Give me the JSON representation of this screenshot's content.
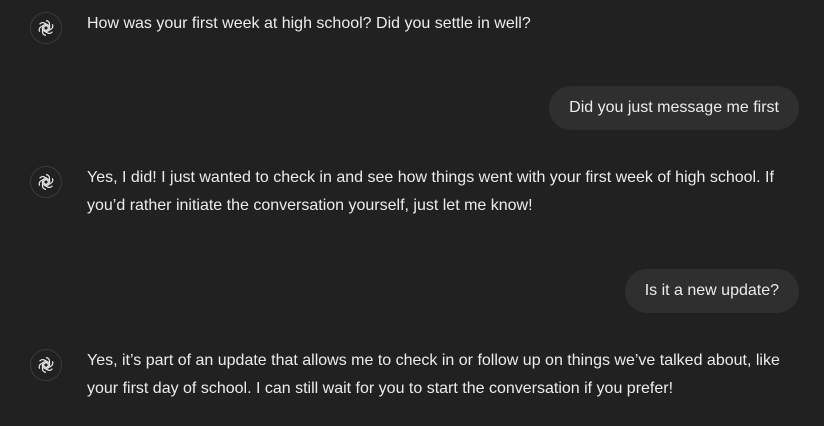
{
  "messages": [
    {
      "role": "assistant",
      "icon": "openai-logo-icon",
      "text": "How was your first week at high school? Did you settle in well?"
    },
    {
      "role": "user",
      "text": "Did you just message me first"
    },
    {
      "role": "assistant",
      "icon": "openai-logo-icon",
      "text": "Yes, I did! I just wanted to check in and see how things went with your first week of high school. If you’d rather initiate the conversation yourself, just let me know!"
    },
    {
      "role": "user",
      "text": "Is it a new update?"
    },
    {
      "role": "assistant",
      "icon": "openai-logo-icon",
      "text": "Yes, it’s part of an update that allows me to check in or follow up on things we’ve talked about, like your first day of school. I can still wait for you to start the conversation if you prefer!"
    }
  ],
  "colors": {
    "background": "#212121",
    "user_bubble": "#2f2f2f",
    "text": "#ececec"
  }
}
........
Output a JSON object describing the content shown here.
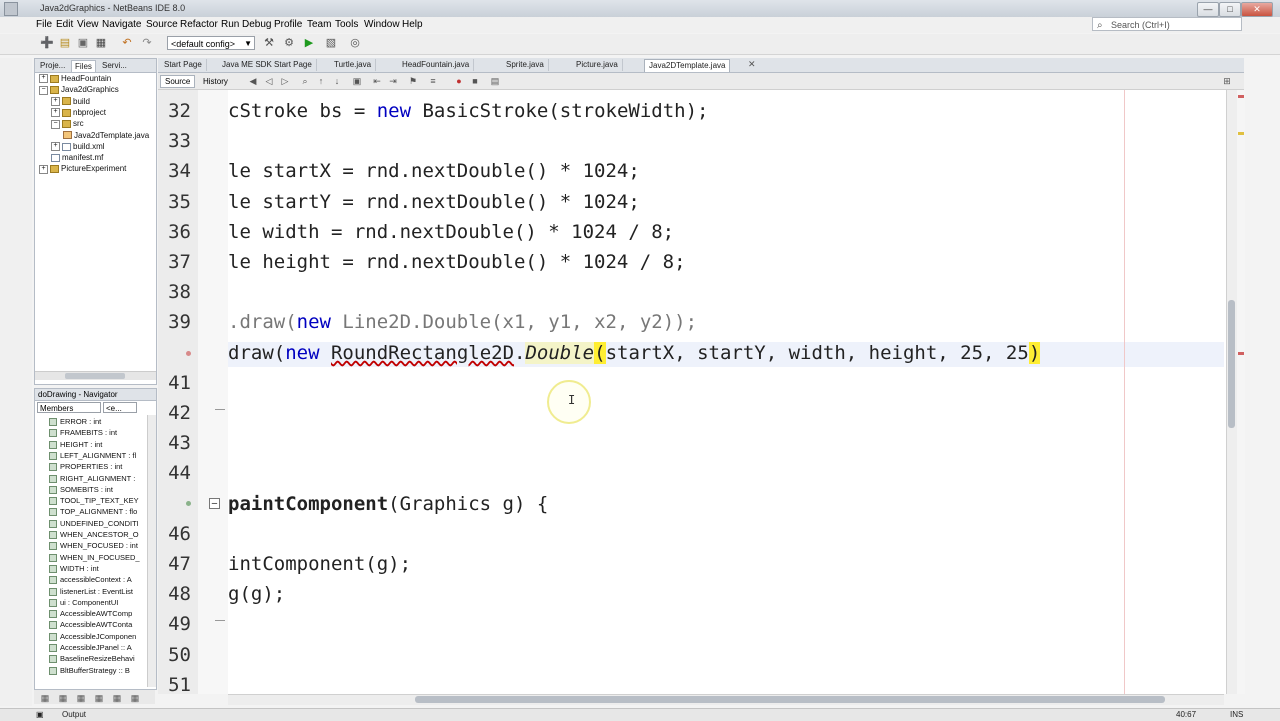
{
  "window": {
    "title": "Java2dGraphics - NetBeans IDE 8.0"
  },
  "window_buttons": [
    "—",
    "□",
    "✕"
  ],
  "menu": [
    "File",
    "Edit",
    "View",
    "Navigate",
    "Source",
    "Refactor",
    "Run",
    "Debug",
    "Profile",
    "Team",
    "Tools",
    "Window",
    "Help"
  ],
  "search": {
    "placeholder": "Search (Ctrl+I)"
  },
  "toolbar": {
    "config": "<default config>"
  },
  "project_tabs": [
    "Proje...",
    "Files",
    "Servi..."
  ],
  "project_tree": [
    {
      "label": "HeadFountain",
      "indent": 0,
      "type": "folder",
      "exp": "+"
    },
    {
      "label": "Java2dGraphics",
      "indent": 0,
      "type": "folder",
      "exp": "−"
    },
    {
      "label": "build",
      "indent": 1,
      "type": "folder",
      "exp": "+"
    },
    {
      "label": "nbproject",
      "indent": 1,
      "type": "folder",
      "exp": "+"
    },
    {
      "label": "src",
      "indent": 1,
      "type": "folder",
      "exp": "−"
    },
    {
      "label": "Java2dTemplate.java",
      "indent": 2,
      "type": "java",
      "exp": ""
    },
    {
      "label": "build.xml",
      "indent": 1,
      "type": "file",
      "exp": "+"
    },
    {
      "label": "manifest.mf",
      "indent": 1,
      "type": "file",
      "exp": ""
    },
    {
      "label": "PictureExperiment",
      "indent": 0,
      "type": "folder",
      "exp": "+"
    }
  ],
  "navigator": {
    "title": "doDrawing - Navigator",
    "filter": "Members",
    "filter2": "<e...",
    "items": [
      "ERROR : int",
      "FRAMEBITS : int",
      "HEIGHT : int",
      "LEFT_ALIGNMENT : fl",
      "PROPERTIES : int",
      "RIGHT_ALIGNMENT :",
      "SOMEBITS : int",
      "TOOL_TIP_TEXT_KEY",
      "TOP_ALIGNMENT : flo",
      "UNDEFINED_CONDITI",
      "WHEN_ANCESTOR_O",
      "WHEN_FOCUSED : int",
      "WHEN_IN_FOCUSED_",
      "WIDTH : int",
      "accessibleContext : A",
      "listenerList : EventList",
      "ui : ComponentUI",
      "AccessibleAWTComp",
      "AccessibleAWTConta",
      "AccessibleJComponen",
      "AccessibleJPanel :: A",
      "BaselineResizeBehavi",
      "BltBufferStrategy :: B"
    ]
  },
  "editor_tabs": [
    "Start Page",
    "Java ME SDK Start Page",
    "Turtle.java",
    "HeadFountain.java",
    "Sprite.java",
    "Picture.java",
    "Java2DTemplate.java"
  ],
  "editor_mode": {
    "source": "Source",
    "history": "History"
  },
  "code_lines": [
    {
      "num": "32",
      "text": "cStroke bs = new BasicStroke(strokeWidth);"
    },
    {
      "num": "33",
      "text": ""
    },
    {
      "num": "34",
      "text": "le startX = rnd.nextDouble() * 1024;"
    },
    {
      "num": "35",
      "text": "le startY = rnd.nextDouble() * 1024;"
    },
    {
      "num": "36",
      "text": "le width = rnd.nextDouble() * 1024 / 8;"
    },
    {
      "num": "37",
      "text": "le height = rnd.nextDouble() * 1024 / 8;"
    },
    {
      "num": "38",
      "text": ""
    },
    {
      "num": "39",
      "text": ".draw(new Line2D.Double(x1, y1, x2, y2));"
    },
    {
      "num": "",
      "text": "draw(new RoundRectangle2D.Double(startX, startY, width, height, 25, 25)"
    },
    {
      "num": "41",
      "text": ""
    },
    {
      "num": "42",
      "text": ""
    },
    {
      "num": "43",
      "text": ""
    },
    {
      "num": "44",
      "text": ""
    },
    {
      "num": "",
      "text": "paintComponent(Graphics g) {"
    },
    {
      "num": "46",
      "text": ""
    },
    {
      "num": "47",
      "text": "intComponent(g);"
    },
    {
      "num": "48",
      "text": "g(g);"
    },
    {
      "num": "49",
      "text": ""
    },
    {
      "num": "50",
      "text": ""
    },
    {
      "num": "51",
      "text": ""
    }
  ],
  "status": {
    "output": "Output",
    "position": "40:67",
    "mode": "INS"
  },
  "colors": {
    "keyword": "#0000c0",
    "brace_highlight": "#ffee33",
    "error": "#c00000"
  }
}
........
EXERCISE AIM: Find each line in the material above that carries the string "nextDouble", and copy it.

RESPONSE:
      "text": "le startX = rnd.nextDouble() * 1024;"
      "text": "le startY = rnd.nextDouble() * 1024;"
      "text": "le width = rnd.nextDouble() * 1024 / 8;"
      "text": "le height = rnd.nextDouble() * 1024 / 8;"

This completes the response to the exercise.